In reaction to charges that he might have misused a county-owned vehicle, Allegheny County Executive Rich Fitzgerald has written a $42,737.52 check to cover all of the mileage he has put on his take home car since assuming office.

Last week County Controller Chela Wagner publicly questioned Fitzgerald’s use of the car citing several instances where he used the vehicle to get to and from what she labeled as political events. Wagner specifically questioned 19,556 miles, which she equated to $13,125 by applying the federal mileage reimbursement rate.

Reid R. Frazier / The Allegheny Front

Inside a government lab near Washington D.C., Denise Akob holds up a glass jar filled with water. At the bottom of the jar is what looks like sand.

“It just looks like mud from any old stream—it’s got this brown color, it’s rocky, the water is still really clear,” says Akob, a microbiologist with the U.S. Geological Survey.

The sediment is from a clean streambed. It’s been inside the bottle for 90 days.

The 2015 budget for the city of Pittsburgh still needs to have a few more numbers plugged in before City Council can approve it, but the New Year could mean higher property taxes and higher parking rates. 

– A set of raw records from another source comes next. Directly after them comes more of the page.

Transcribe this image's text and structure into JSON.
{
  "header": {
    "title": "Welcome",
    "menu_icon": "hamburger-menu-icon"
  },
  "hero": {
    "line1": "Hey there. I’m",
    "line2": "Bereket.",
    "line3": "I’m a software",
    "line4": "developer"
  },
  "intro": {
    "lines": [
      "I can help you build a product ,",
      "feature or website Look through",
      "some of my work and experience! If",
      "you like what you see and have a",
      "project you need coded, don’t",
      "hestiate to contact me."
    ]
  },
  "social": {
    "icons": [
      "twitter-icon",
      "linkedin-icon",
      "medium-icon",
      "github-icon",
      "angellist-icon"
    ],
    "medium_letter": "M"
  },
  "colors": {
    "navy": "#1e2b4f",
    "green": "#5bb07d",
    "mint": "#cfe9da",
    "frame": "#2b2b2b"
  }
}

The mayor has outlined a $508 million operating budget and a $76.6 million capital budget for 2015.  It calls for $4.5 million in additional property tax income and another $5 million in earned income taxes.

Those hoping to lure a $2.5 billion ethane cracker plant to Beaver County got a boost this week when Shell Chemical LP exercised its land-option on an industrial site near Monaca.

The company has been evaluating the land owned by the Horsehead Corporation for more than two years.  If built, the company expects to use the facility to process gas pulled from the Marcellus and Utica Shale formations into ethylene. Ethylene is used as a building block for a long list of every-day products including drink bottles, detergents and adhesives.

Of the 51 schools in the Pittsburgh Public Schools district rated by the Pennsylvania Department of Education, only 16 of them met or exceeded the state’s goal of have all schools obtaining at least 70 points on a 0-100 scale.

Pittsburgh Mayor Bill Peduto is offering praise for a deal between Dollar Bank and a group of regional foundations to sell the August Wilson Center.

“I am overjoyed to have the August Wilson Center for African American Culture back in the community’s hands, and we as a city owe thanks to all of those who worked to make it happen,” Peduto said.

The move comes just two days after the bank bought the building at Liberty Avenue and William Penn Place in downtown Pittsburgh at sheriff’s sale for $1,912.50. Dollar Bank held the delinquent $7.9 million mortgage on the building. 

Pages